[GOAL OF THE EXERCISE]
Give back the entries in full, exactly as they are written.

[Web page and app entries]
·····

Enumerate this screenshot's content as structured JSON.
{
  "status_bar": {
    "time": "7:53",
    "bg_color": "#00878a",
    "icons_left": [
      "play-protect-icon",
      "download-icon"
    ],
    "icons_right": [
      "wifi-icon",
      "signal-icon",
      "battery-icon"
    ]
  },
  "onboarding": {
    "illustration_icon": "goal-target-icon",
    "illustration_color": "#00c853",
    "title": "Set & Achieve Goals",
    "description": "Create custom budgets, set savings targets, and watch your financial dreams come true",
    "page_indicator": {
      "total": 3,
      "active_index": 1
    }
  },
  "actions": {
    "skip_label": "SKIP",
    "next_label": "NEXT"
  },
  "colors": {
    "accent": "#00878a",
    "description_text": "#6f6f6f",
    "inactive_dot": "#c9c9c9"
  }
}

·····

[RESULT OF THE TASK]
Enumerate this screenshot's content as structured JSON.
{
  "status_bar": {
    "time": "7:53",
    "bg_color": "#00878a",
    "icons_left": [
      "play-protect-icon",
      "download-icon"
    ],
    "icons_right": [
      "wifi-icon",
      "signal-icon",
      "battery-icon"
    ]
  },
  "onboarding": {
    "illustration_icon": "goal-target-icon",
    "illustration_color": "#00c853",
    "title": "Set & Achieve Goals",
    "description": "Create custom budgets, set savings targets, and watch your financial dreams come true",
    "page_indicator": {
      "total": 3,
      "active_index": 1
    }
  },
  "actions": {
    "skip_label": "SKIP",
    "next_label": "NEXT"
  },
  "colors": {
    "accent": "#00878a",
    "description_text": "#6f6f6f",
    "inactive_dot": "#c9c9c9"
  }
}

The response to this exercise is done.